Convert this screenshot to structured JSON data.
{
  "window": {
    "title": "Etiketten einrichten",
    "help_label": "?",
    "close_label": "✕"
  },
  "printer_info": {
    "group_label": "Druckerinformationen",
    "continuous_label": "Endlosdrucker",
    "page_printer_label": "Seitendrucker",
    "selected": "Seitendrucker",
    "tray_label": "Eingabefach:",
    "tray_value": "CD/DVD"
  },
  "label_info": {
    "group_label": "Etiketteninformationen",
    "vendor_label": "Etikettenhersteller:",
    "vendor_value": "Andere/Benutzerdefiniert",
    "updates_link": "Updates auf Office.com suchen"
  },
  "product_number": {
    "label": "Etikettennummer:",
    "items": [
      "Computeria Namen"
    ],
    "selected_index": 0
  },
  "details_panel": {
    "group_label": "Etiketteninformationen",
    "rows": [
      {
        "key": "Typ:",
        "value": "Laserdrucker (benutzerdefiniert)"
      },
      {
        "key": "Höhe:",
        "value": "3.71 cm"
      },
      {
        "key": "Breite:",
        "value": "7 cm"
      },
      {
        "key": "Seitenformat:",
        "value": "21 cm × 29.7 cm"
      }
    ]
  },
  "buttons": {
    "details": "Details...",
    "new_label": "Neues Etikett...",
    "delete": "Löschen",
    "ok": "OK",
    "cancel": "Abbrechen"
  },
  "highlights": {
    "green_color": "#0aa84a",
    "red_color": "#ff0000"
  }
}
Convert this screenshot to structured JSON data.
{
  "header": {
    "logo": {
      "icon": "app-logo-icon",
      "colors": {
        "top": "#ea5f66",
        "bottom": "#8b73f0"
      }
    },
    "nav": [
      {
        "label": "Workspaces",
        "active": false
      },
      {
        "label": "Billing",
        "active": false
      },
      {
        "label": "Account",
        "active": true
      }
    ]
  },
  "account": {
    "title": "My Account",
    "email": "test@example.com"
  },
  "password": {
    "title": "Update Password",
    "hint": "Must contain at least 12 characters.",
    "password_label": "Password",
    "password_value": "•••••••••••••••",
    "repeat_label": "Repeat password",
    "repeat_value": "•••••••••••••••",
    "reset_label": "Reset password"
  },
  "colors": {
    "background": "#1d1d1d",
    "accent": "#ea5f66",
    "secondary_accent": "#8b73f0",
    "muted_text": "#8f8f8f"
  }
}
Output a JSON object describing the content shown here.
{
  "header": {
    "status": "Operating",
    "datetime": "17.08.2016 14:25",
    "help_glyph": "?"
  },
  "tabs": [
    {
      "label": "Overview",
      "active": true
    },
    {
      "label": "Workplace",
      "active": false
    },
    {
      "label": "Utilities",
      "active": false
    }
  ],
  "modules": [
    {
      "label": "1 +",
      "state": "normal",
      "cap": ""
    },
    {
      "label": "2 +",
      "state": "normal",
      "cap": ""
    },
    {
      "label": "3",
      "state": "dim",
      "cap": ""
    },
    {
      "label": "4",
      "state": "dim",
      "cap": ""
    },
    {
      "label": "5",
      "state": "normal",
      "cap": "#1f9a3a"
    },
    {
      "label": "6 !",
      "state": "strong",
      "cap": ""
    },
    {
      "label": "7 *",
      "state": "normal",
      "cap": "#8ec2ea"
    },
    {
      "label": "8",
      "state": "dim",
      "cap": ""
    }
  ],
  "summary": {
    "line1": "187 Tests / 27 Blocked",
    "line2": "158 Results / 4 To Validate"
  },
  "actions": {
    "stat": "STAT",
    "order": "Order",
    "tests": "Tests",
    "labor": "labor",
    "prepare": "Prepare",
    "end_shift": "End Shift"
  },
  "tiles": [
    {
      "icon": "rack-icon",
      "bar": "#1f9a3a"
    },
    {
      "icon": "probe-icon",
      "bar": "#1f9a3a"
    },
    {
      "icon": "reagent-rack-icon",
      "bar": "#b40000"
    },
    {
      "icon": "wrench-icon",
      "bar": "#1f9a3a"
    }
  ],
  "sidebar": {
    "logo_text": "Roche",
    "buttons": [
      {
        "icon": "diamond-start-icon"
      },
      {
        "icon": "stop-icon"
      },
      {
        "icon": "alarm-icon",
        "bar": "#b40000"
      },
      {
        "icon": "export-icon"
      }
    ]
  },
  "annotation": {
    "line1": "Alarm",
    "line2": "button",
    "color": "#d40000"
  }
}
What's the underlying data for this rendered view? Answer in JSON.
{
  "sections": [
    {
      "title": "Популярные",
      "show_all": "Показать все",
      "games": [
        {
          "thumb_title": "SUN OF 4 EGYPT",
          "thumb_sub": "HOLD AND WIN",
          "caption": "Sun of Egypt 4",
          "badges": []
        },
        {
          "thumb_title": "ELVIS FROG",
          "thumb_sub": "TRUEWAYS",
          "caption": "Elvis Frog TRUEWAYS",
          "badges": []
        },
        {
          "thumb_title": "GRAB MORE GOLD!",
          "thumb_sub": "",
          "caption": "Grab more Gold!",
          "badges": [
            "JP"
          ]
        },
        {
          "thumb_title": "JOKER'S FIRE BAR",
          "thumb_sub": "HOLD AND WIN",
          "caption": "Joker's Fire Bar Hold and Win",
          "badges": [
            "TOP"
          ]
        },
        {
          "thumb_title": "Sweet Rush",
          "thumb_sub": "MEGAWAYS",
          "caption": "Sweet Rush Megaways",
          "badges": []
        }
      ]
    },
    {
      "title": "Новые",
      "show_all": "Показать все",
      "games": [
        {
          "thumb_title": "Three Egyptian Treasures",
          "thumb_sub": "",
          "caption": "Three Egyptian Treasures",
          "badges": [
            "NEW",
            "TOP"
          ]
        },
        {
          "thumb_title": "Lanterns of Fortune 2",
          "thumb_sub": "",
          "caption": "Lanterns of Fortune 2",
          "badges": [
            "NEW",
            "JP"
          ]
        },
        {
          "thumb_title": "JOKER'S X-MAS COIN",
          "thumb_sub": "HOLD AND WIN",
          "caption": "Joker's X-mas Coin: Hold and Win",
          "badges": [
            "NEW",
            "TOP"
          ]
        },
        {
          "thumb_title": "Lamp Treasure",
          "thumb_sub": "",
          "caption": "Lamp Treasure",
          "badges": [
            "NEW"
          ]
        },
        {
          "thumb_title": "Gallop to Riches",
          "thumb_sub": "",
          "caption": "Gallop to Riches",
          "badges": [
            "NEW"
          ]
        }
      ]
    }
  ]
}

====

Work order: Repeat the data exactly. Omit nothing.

Answer section:
Convert this screenshot to structured JSON data.
{
  "window": {
    "title": "Etiketten einrichten",
    "help_label": "?",
    "close_label": "✕"
  },
  "printer_info": {
    "group_label": "Druckerinformationen",
    "continuous_label": "Endlosdrucker",
    "page_printer_label": "Seitendrucker",
    "selected": "Seitendrucker",
    "tray_label": "Eingabefach:",
    "tray_value": "CD/DVD"
  },
  "label_info": {
    "group_label": "Etiketteninformationen",
    "vendor_label": "Etikettenhersteller:",
    "vendor_value": "Andere/Benutzerdefiniert",
    "updates_link": "Updates auf Office.com suchen"
  },
  "product_number": {
    "label": "Etikettennummer:",
    "items": [
      "Computeria Namen"
    ],
    "selected_index": 0
  },
  "details_panel": {
    "group_label": "Etiketteninformationen",
    "rows": [
      {
        "key": "Typ:",
        "value": "Laserdrucker (benutzerdefiniert)"
      },
      {
        "key": "Höhe:",
        "value": "3.71 cm"
      },
      {
        "key": "Breite:",
        "value": "7 cm"
      },
      {
        "key": "Seitenformat:",
        "value": "21 cm × 29.7 cm"
      }
    ]
  },
  "buttons": {
    "details": "Details...",
    "new_label": "Neues Etikett...",
    "delete": "Löschen",
    "ok": "OK",
    "cancel": "Abbrechen"
  },
  "highlights": {
    "green_color": "#0aa84a",
    "red_color": "#ff0000"
  }
}
Convert this screenshot to structured JSON data.
{
  "header": {
    "logo": {
      "icon": "app-logo-icon",
      "colors": {
        "top": "#ea5f66",
        "bottom": "#8b73f0"
      }
    },
    "nav": [
      {
        "label": "Workspaces",
        "active": false
      },
      {
        "label": "Billing",
        "active": false
      },
      {
        "label": "Account",
        "active": true
      }
    ]
  },
  "account": {
    "title": "My Account",
    "email": "test@example.com"
  },
  "password": {
    "title": "Update Password",
    "hint": "Must contain at least 12 characters.",
    "password_label": "Password",
    "password_value": "•••••••••••••••",
    "repeat_label": "Repeat password",
    "repeat_value": "•••••••••••••••",
    "reset_label": "Reset password"
  },
  "colors": {
    "background": "#1d1d1d",
    "accent": "#ea5f66",
    "secondary_accent": "#8b73f0",
    "muted_text": "#8f8f8f"
  }
}
Output a JSON object describing the content shown here.
{
  "header": {
    "status": "Operating",
    "datetime": "17.08.2016 14:25",
    "help_glyph": "?"
  },
  "tabs": [
    {
      "label": "Overview",
      "active": true
    },
    {
      "label": "Workplace",
      "active": false
    },
    {
      "label": "Utilities",
      "active": false
    }
  ],
  "modules": [
    {
      "label": "1 +",
      "state": "normal",
      "cap": ""
    },
    {
      "label": "2 +",
      "state": "normal",
      "cap": ""
    },
    {
      "label": "3",
      "state": "dim",
      "cap": ""
    },
    {
      "label": "4",
      "state": "dim",
      "cap": ""
    },
    {
      "label": "5",
      "state": "normal",
      "cap": "#1f9a3a"
    },
    {
      "label": "6 !",
      "state": "strong",
      "cap": ""
    },
    {
      "label": "7 *",
      "state": "normal",
      "cap": "#8ec2ea"
    },
    {
      "label": "8",
      "state": "dim",
      "cap": ""
    }
  ],
  "summary": {
    "line1": "187 Tests / 27 Blocked",
    "line2": "158 Results / 4 To Validate"
  },
  "actions": {
    "stat": "STAT",
    "order": "Order",
    "tests": "Tests",
    "labor": "labor",
    "prepare": "Prepare",
    "end_shift": "End Shift"
  },
  "tiles": [
    {
      "icon": "rack-icon",
      "bar": "#1f9a3a"
    },
    {
      "icon": "probe-icon",
      "bar": "#1f9a3a"
    },
    {
      "icon": "reagent-rack-icon",
      "bar": "#b40000"
    },
    {
      "icon": "wrench-icon",
      "bar": "#1f9a3a"
    }
  ],
  "sidebar": {
    "logo_text": "Roche",
    "buttons": [
      {
        "icon": "diamond-start-icon"
      },
      {
        "icon": "stop-icon"
      },
      {
        "icon": "alarm-icon",
        "bar": "#b40000"
      },
      {
        "icon": "export-icon"
      }
    ]
  },
  "annotation": {
    "line1": "Alarm",
    "line2": "button",
    "color": "#d40000"
  }
}
What's the underlying data for this rendered view? Answer in JSON.
{
  "sections": [
    {
      "title": "Популярные",
      "show_all": "Показать все",
      "games": [
        {
          "thumb_title": "SUN OF 4 EGYPT",
          "thumb_sub": "HOLD AND WIN",
          "caption": "Sun of Egypt 4",
          "badges": []
        },
        {
          "thumb_title": "ELVIS FROG",
          "thumb_sub": "TRUEWAYS",
          "caption": "Elvis Frog TRUEWAYS",
          "badges": []
        },
        {
          "thumb_title": "GRAB MORE GOLD!",
          "thumb_sub": "",
          "caption": "Grab more Gold!",
          "badges": [
            "JP"
          ]
        },
        {
          "thumb_title": "JOKER'S FIRE BAR",
          "thumb_sub": "HOLD AND WIN",
          "caption": "Joker's Fire Bar Hold and Win",
          "badges": [
            "TOP"
          ]
        },
        {
          "thumb_title": "Sweet Rush",
          "thumb_sub": "MEGAWAYS",
          "caption": "Sweet Rush Megaways",
          "badges": []
        }
      ]
    },
    {
      "title": "Новые",
      "show_all": "Показать все",
      "games": [
        {
          "thumb_title": "Three Egyptian Treasures",
          "thumb_sub": "",
          "caption": "Three Egyptian Treasures",
          "badges": [
            "NEW",
            "TOP"
          ]
        },
        {
          "thumb_title": "Lanterns of Fortune 2",
          "thumb_sub": "",
          "caption": "Lanterns of Fortune 2",
          "badges": [
            "NEW",
            "JP"
          ]
        },
        {
          "thumb_title": "JOKER'S X-MAS COIN",
          "thumb_sub": "HOLD AND WIN",
          "caption": "Joker's X-mas Coin: Hold and Win",
          "badges": [
            "NEW",
            "TOP"
          ]
        },
        {
          "thumb_title": "Lamp Treasure",
          "thumb_sub": "",
          "caption": "Lamp Treasure",
          "badges": [
            "NEW"
          ]
        },
        {
          "thumb_title": "Gallop to Riches",
          "thumb_sub": "",
          "caption": "Gallop to Riches",
          "badges": [
            "NEW"
          ]
        }
      ]
    }
  ]
}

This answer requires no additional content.